Run I, which took place from 1992-1995, was an extremely successful period for CDF.  The analysis of the data collected, which still is not complete, led to the discovery of the top quark, a precise measurement of the W-boson mass (which is related to the mass of the as-yet undiscovered Higgs boson), searches for substructure in quarks, and a few tantalizing events which can’t be explained within the Standard Model, as well as observations of time-dependent mixing in the B system and precision B lifetime measurements (which help constrain the Cabbibo-Kobayashi-Maskawa quark mixing matrix).  In addition we published dozens of papers on topics ranging from measuring the proton’s quark and gluon structure  functions, to tests of QCD cross-section predictions, to limits on the masses of exotic particles such as leptoquarks.  

Our group has been focussing on studying the b-quark sector, and in particular measuring quantities which are related to the CKM mixing matrix which contains the information about the weak coupling of the up-type quarks (u,c,t) to the down-type quarks (d,s,b).  There are several mysteries hidden within this matrix.  If there are only 3 generations of quarks, conservation of probability requires the CKM matrix, V,  to be unitary.  One of the unitarity conditions is: 

     V_ud V_ub* + V_cd V_cb* + V_td V_tb* =  0, 

an identity known as the unitarity triangle, as it can be drawn as a triangle in the complex plane as shown here.

A diagram of a unitarity triangle

If a deviation from unitarity could be proven, it would be clear evidence for new particles and/or forces.  The broad-based nature of this search for new phenomena makes it attractive, as it is not tied to any one particular model of new physics.  In addition, measuring the values (including the complex phases) of the CKM elements is critical for understanding the origins of CP violation (CP = Charge Conjugation x Parity).  CP violation manifests itself as an asymmetry in the properties of matter and anti-matter, and is one of the three requirements enumerated by Sakharov necessary to end up with a universe which is made up of only matter from an initial condition with equal amounts of matter and antimatter. 

The CKM element V_td can be measured by measuring the mixing frequency of B0 and B0bar mesons (which contain b and d quarks and antiquarks).  B0 mesons are one of a very few types of particles which can actually transform into their antiparticles, a phenomenon known as “mixing”.  The rate of this mixing (which our group has measured  directly at CDF with our extremely high-precision tracking devices) is related to the magnitude of V_td. 

Our group is pioneering a method to extract the element V_ts, which is related to V_cb, using correlations in the decay products of B_s mesons.  With the next run’s data, this may also be measured directly by measuring the B_s B_sbar mixing frequency, analogously to our B_d mixing measurement. 

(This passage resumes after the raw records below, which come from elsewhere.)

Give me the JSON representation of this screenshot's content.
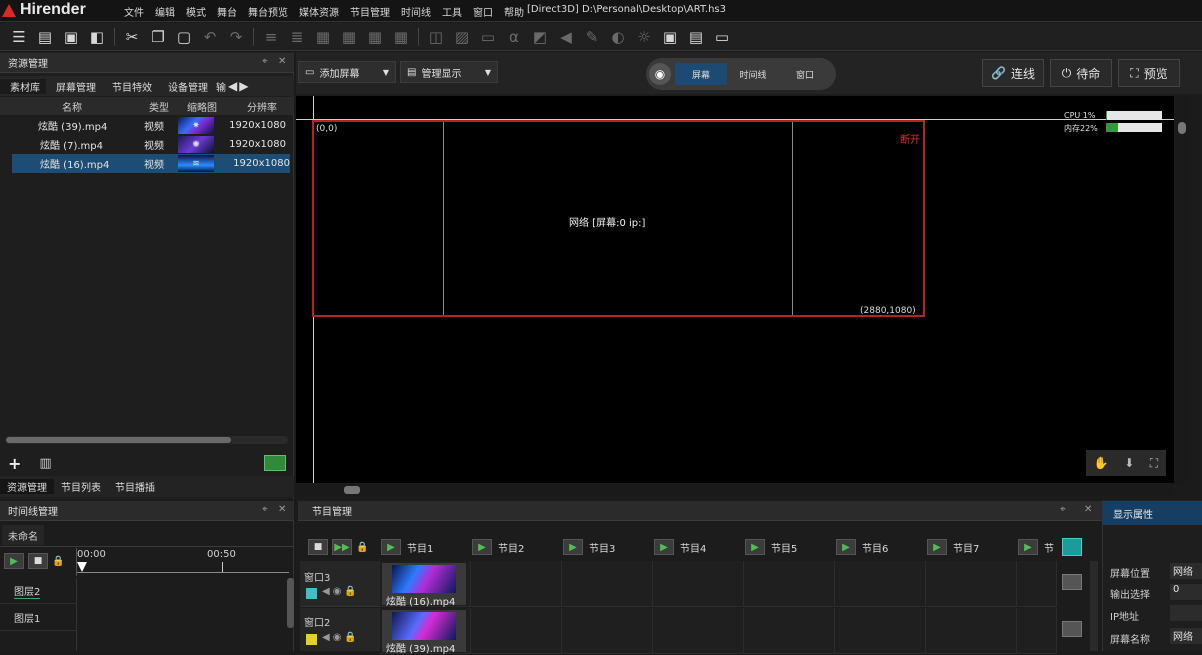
{
  "app": {
    "name": "Hirender",
    "path": "[Direct3D]  D:\\Personal\\Desktop\\ART.hs3"
  },
  "menu": [
    "文件",
    "编辑",
    "模式",
    "舞台",
    "舞台预览",
    "媒体资源",
    "节目管理",
    "时间线",
    "工具",
    "窗口",
    "帮助"
  ],
  "toolbar_icons": [
    "hamburger-icon",
    "open-icon",
    "save-icon",
    "save-as-icon",
    "cut-icon",
    "copy-icon",
    "paste-icon",
    "undo-icon",
    "redo-icon",
    "align-left-icon",
    "align-center-icon",
    "grid-icon",
    "grid2-icon",
    "grid3-icon",
    "grid4-icon",
    "link-icon",
    "image-icon",
    "crop-icon",
    "alpha-icon",
    "media-icon",
    "volume-icon",
    "pen-icon",
    "contrast-icon",
    "sun-icon",
    "window-icon",
    "layout-icon",
    "monitor-icon"
  ],
  "left": {
    "title": "资源管理",
    "tabs": [
      "素材库",
      "屏幕管理",
      "节目特效",
      "设备管理",
      "输"
    ],
    "columns": [
      "名称",
      "类型",
      "缩略图",
      "分辨率"
    ],
    "rows": [
      {
        "name": "炫酷 (39).mp4",
        "type": "视频",
        "res": "1920x1080"
      },
      {
        "name": "炫酷 (7).mp4",
        "type": "视频",
        "res": "1920x1080"
      },
      {
        "name": "炫酷 (16).mp4",
        "type": "视频",
        "res": "1920x1080"
      }
    ],
    "bottom_tabs": [
      "资源管理",
      "节目列表",
      "节目播插"
    ]
  },
  "viewport": {
    "add_screen": "添加屏幕",
    "manage_display": "管理显示",
    "seg": [
      "屏幕",
      "时间线",
      "窗口"
    ],
    "btn_connect": "连线",
    "btn_standby": "待命",
    "btn_preview": "预览",
    "cpu": "CPU 1%",
    "mem": "内存22%",
    "cpu_pct": 1,
    "mem_pct": 22,
    "coord_tl": "(0,0)",
    "coord_br": "(2880,1080)",
    "center_label": "网络 [屏幕:0 ip:]",
    "disconnect": "断开"
  },
  "timeline": {
    "title": "时间线管理",
    "tab": "未命名",
    "t0": "00:00",
    "t1": "00:50",
    "layers": [
      "图层2",
      "图层1"
    ]
  },
  "programs": {
    "title": "节目管理",
    "items": [
      "节目1",
      "节目2",
      "节目3",
      "节目4",
      "节目5",
      "节目6",
      "节目7",
      "节"
    ],
    "windows": [
      {
        "label": "窗口3",
        "color": "#3fc0c6",
        "clip": "炫酷 (16).mp4"
      },
      {
        "label": "窗口2",
        "color": "#e3d12a",
        "clip": "炫酷 (39).mp4"
      }
    ]
  },
  "props": {
    "title": "显示属性",
    "rows": [
      {
        "label": "屏幕位置",
        "value": "网络"
      },
      {
        "label": "输出选择",
        "value": "0"
      },
      {
        "label": "IP地址",
        "value": ""
      },
      {
        "label": "屏幕名称",
        "value": "网络"
      }
    ]
  }
}
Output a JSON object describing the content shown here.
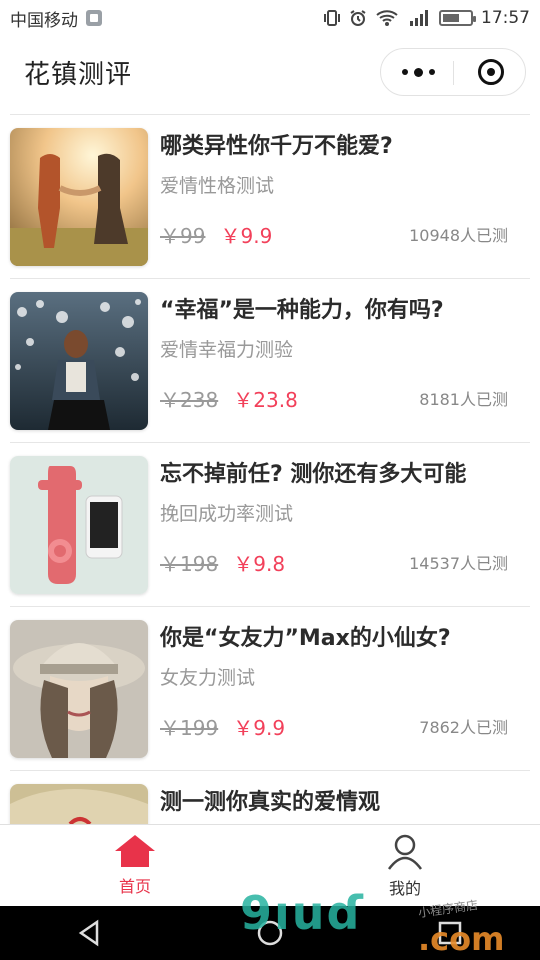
{
  "status_bar": {
    "carrier": "中国移动",
    "time": "17:57"
  },
  "nav": {
    "title": "花镇测评"
  },
  "items": [
    {
      "title": "哪类异性你千万不能爱?",
      "subtitle": "爱情性格测试",
      "old_price": "￥99",
      "new_price": "￥9.9",
      "count": "10948人已测"
    },
    {
      "title": "“幸福”是一种能力，你有吗?",
      "subtitle": "爱情幸福力测验",
      "old_price": "￥238",
      "new_price": "￥23.8",
      "count": "8181人已测"
    },
    {
      "title": "忘不掉前任? 测你还有多大可能",
      "subtitle": "挽回成功率测试",
      "old_price": "￥198",
      "new_price": "￥9.8",
      "count": "14537人已测"
    },
    {
      "title": "你是“女友力”Max的小仙女?",
      "subtitle": "女友力测试",
      "old_price": "￥199",
      "new_price": "￥9.9",
      "count": "7862人已测"
    },
    {
      "title": "测一测你真实的爱情观",
      "subtitle": "",
      "old_price": "",
      "new_price": "",
      "count": ""
    }
  ],
  "tabbar": {
    "home_label": "首页",
    "mine_label": "我的"
  },
  "watermark": {
    "main": "9ıuɗ",
    "suffix": ".com",
    "small": "小程序商店"
  },
  "colors": {
    "accent": "#f2405a",
    "tab_active": "#e8334a"
  }
}
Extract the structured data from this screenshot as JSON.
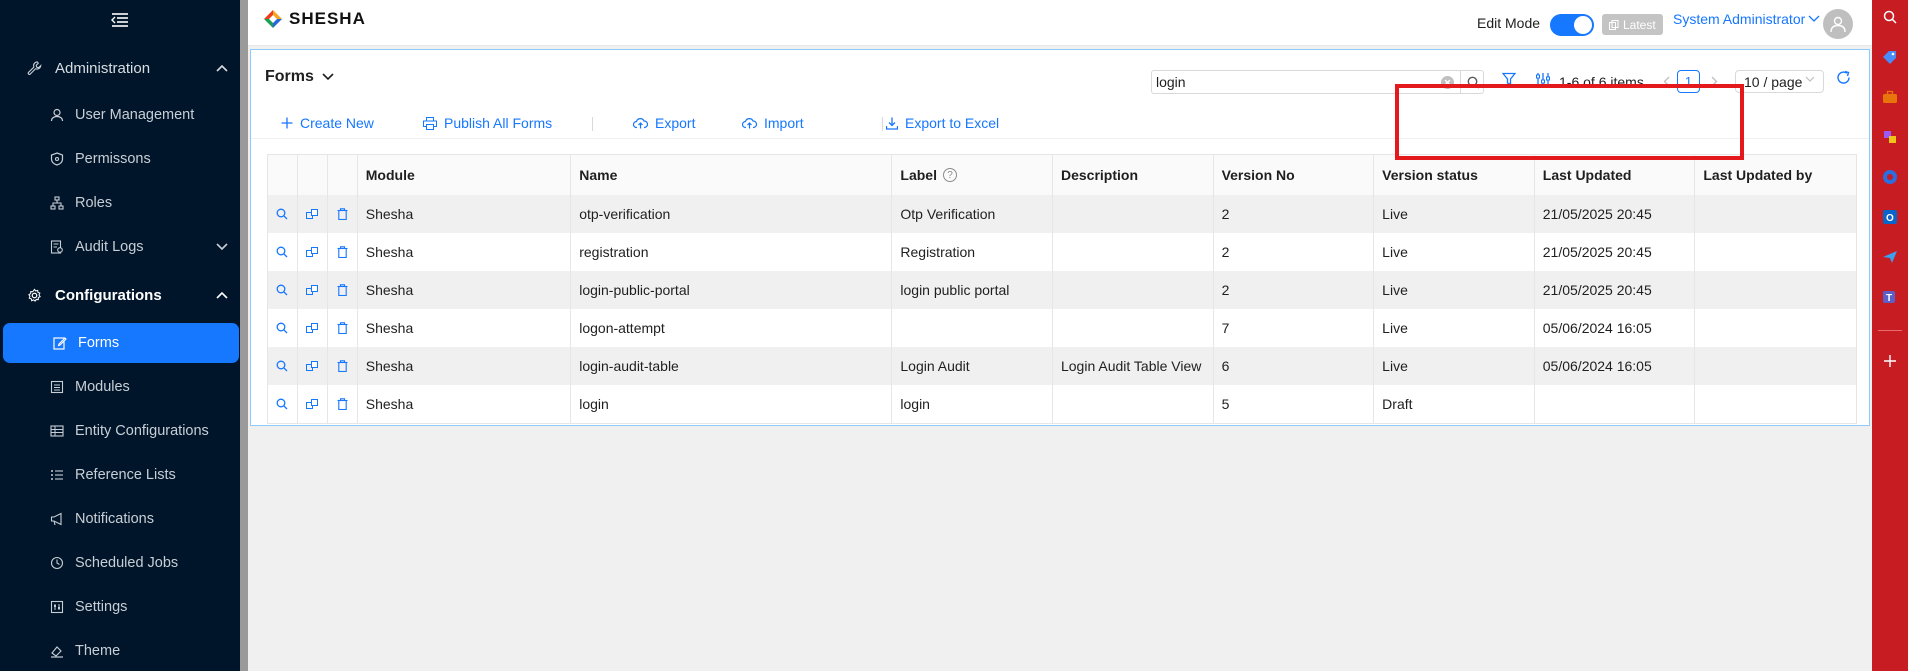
{
  "sidebar": {
    "groups": [
      {
        "label": "Administration",
        "icon": "wrench-icon",
        "expanded": true
      },
      {
        "label": "Configurations",
        "icon": "gear-icon",
        "expanded": true
      }
    ],
    "admin_items": [
      {
        "label": "User Management",
        "icon": "user-icon"
      },
      {
        "label": "Permissons",
        "icon": "shield-icon"
      },
      {
        "label": "Roles",
        "icon": "hierarchy-icon"
      },
      {
        "label": "Audit Logs",
        "icon": "audit-icon"
      }
    ],
    "config_items": [
      {
        "label": "Forms",
        "icon": "form-edit-icon",
        "selected": true
      },
      {
        "label": "Modules",
        "icon": "modules-icon"
      },
      {
        "label": "Entity Configurations",
        "icon": "table-icon"
      },
      {
        "label": "Reference Lists",
        "icon": "list-icon"
      },
      {
        "label": "Notifications",
        "icon": "megaphone-icon"
      },
      {
        "label": "Scheduled Jobs",
        "icon": "clock-icon"
      },
      {
        "label": "Settings",
        "icon": "settings-icon"
      },
      {
        "label": "Theme",
        "icon": "theme-icon"
      }
    ]
  },
  "header": {
    "logo_text": "SHESHA",
    "edit_mode_label": "Edit Mode",
    "edit_mode_on": true,
    "latest_label": "Latest",
    "user_name": "System Administrator"
  },
  "panel": {
    "title": "Forms",
    "search_value": "login",
    "pager_text": "1-6 of 6 items",
    "current_page": "1",
    "page_size": "10 / page"
  },
  "toolbar": {
    "create_new": "Create New",
    "publish_all": "Publish All Forms",
    "export": "Export",
    "import": "Import",
    "export_excel": "Export to Excel"
  },
  "table": {
    "columns": [
      "Module",
      "Name",
      "Label",
      "Description",
      "Version No",
      "Version status",
      "Last Updated",
      "Last Updated by"
    ],
    "rows": [
      {
        "module": "Shesha",
        "name": "otp-verification",
        "label": "Otp Verification",
        "description": "",
        "version": "2",
        "status": "Live",
        "updated": "21/05/2025 20:45",
        "updated_by": ""
      },
      {
        "module": "Shesha",
        "name": "registration",
        "label": "Registration",
        "description": "",
        "version": "2",
        "status": "Live",
        "updated": "21/05/2025 20:45",
        "updated_by": ""
      },
      {
        "module": "Shesha",
        "name": "login-public-portal",
        "label": "login public portal",
        "description": "",
        "version": "2",
        "status": "Live",
        "updated": "21/05/2025 20:45",
        "updated_by": ""
      },
      {
        "module": "Shesha",
        "name": "logon-attempt",
        "label": "",
        "description": "",
        "version": "7",
        "status": "Live",
        "updated": "05/06/2024 16:05",
        "updated_by": ""
      },
      {
        "module": "Shesha",
        "name": "login-audit-table",
        "label": "Login Audit",
        "description": "Login Audit Table View",
        "version": "6",
        "status": "Live",
        "updated": "05/06/2024 16:05",
        "updated_by": ""
      },
      {
        "module": "Shesha",
        "name": "login",
        "label": "login",
        "description": "",
        "version": "5",
        "status": "Draft",
        "updated": "",
        "updated_by": ""
      }
    ]
  },
  "colors": {
    "sidebar_bg": "#001529",
    "accent": "#1677ff",
    "highlight": "#e3191b",
    "edge_bar": "#c71c22"
  }
}
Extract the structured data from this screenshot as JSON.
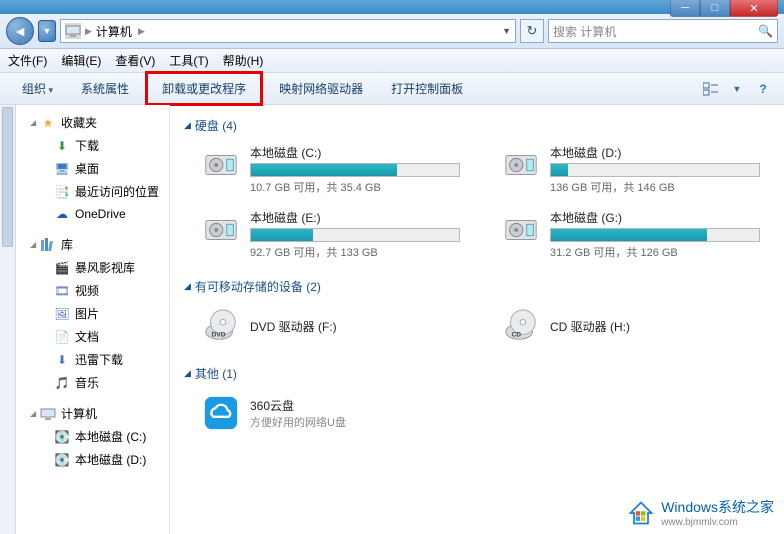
{
  "titlebar": {
    "min": "─",
    "max": "□",
    "close": "✕"
  },
  "nav": {
    "back": "◄",
    "fwd": "▼",
    "path_label": "计算机",
    "path_sep": "▶",
    "dropdown": "▼",
    "refresh": "↻",
    "search_placeholder": "搜索 计算机",
    "search_icon": "🔍"
  },
  "menubar": {
    "file": "文件(F)",
    "edit": "编辑(E)",
    "view": "查看(V)",
    "tools": "工具(T)",
    "help": "帮助(H)"
  },
  "toolbar": {
    "organize": "组织",
    "properties": "系统属性",
    "uninstall": "卸载或更改程序",
    "map_drive": "映射网络驱动器",
    "control_panel": "打开控制面板"
  },
  "sidebar": {
    "fav_label": "收藏夹",
    "fav_items": [
      {
        "icon": "⬇",
        "color": "#2a9c4a",
        "label": "下载"
      },
      {
        "icon": "🖥",
        "color": "#3a7ac0",
        "label": "桌面"
      },
      {
        "icon": "📑",
        "color": "#c88a3a",
        "label": "最近访问的位置"
      },
      {
        "icon": "☁",
        "color": "#1860b0",
        "label": "OneDrive"
      }
    ],
    "lib_label": "库",
    "lib_items": [
      {
        "icon": "🎬",
        "color": "#5070c0",
        "label": "暴风影视库"
      },
      {
        "icon": "🎞",
        "color": "#5070c0",
        "label": "视频"
      },
      {
        "icon": "🖼",
        "color": "#5070c0",
        "label": "图片"
      },
      {
        "icon": "📄",
        "color": "#5070c0",
        "label": "文档"
      },
      {
        "icon": "⬇",
        "color": "#5070c0",
        "label": "迅雷下载"
      },
      {
        "icon": "🎵",
        "color": "#5070c0",
        "label": "音乐"
      }
    ],
    "computer_label": "计算机",
    "computer_items": [
      {
        "icon": "💽",
        "label": "本地磁盘 (C:)"
      },
      {
        "icon": "💽",
        "label": "本地磁盘 (D:)"
      }
    ]
  },
  "content": {
    "hdd_header": "硬盘 (4)",
    "drives": [
      {
        "name": "本地磁盘 (C:)",
        "fill": 70,
        "stat": "10.7 GB 可用，共 35.4 GB"
      },
      {
        "name": "本地磁盘 (D:)",
        "fill": 8,
        "stat": "136 GB 可用，共 146 GB"
      },
      {
        "name": "本地磁盘 (E:)",
        "fill": 30,
        "stat": "92.7 GB 可用，共 133 GB"
      },
      {
        "name": "本地磁盘 (G:)",
        "fill": 75,
        "stat": "31.2 GB 可用，共 126 GB"
      }
    ],
    "removable_header": "有可移动存储的设备 (2)",
    "removable": [
      {
        "name": "DVD 驱动器 (F:)",
        "type": "dvd"
      },
      {
        "name": "CD 驱动器 (H:)",
        "type": "cd"
      }
    ],
    "other_header": "其他 (1)",
    "other": [
      {
        "name": "360云盘",
        "sub": "方便好用的网络U盘"
      }
    ]
  },
  "watermark": {
    "main": "Windows系统之家",
    "sub": "www.bjmmlv.com"
  }
}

The phases of V_ud and V_td can be measured if we observe an asymmetry in the decay rates of B0 and B0bar mesons to a CP eigenstate, such as pi+ pi- or J/psi Kshort. We do not have enough data currently to observe such asymmetries, however we fully expect to be able to do so with the upcoming data.  

One such search possibility is to look for evidence of large extra spatial dimensions. In this scenario every known particle can exist in an excited (Kaluza-Klein) state where it carries momentum in at least one extra dimension. Experimentally this will look like a heavy particle which will decay into known standard model particles. A search for multiple leptons, jets and missing energy transverse to the beamline

CDF Technical Overview